In the same venue in which he made his professional debut 11 years earlier, Wale at last got his hands on the Lord Lonsdale belt.
Tears were shed, hugs were long and strong. It had been a long time coming and the journey has been far from easy.
On two previous occasions the Barnsley fighter had come up short. The dream title triumph which one of the sport’s most dedicated servants craved looked set to evade him.
The underdog in his two previous challenges, Wale finally found himself in the position of favourite, standing in the home corner to face Scotland’s Jamie Wilson in the main event of a cracking Stefy Bull show at The Dome in Doncaster.
Yet it was not to be an easy night for the likable 29-year-old. In fact debate continues to rage whether he had actually done enough to claim the unanimous points decision he received.
It is somewhat a shame that after the ups and downs of his career, some will place a question mark on the crowning achievement which saw him become only the fourth Barnsley man in history to win a British title.
This writer however did have Wale clear at the end, with his work the cleaner overall. Much clearer than the two scorecards which gave him the fight by 115-114 and closer to Michael Alexander's 116-112 verdict.
Wilson fought a very good fight and would certainly be worthy of a rematch. Surely a promoter with a television deal would be willing to give a slot to a such a return after the quality of the first.
Wale had looked set to dominate after a brilliant second round performance where he boxed at distance and showed tremendous accuracy with the right straight in particular.
To Wilson’s credit, he learned his lesson and never let Wale have that space again. Hie best work came on the inside, when he forced Wale back onto the ropes and roughed him up.
It left the Barnsley fighter caught between two stools, unsure whether to push forward or stay at distance. This mental quandary has effected him in the latter years of his career as he looks to transition away from the all-guns-blazing style which characterised his early career.

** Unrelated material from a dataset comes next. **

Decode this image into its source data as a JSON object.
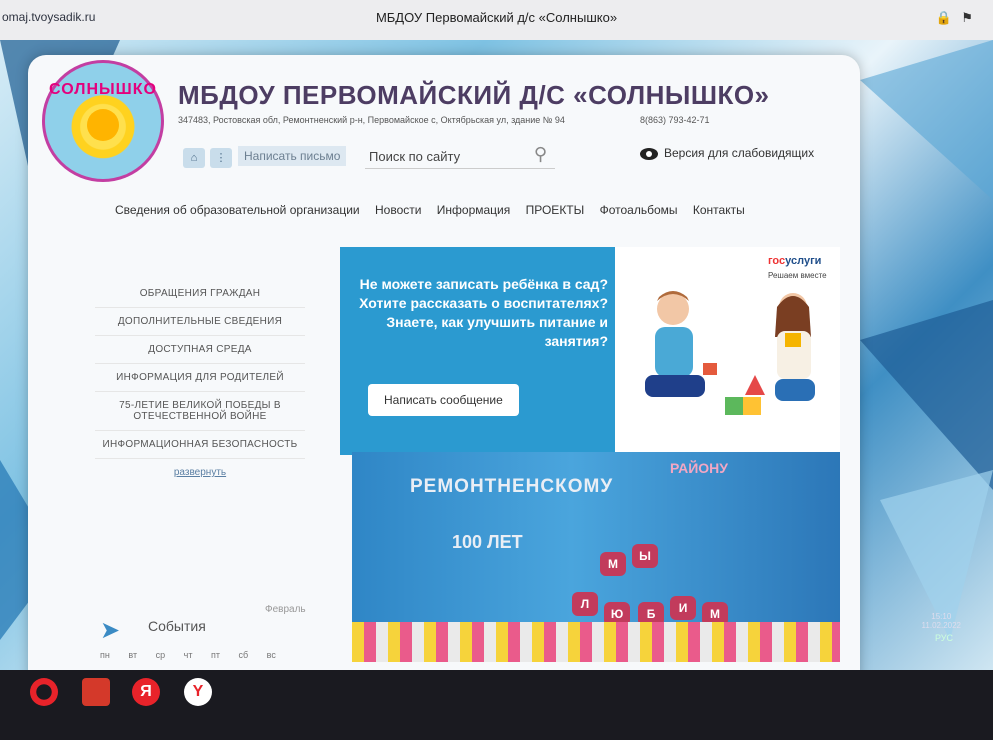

Both men were cagey yet enjoyed profitable periods, ensuring the pattern of the fight went back and forth.
What tipped the tight affair in Wale’s favour was a good string of rounds in the final straight where his accuracy was the superior.
He will need to be better and more sure of himself when defences come but all that matters right now is that Wale will go down in history as British champion.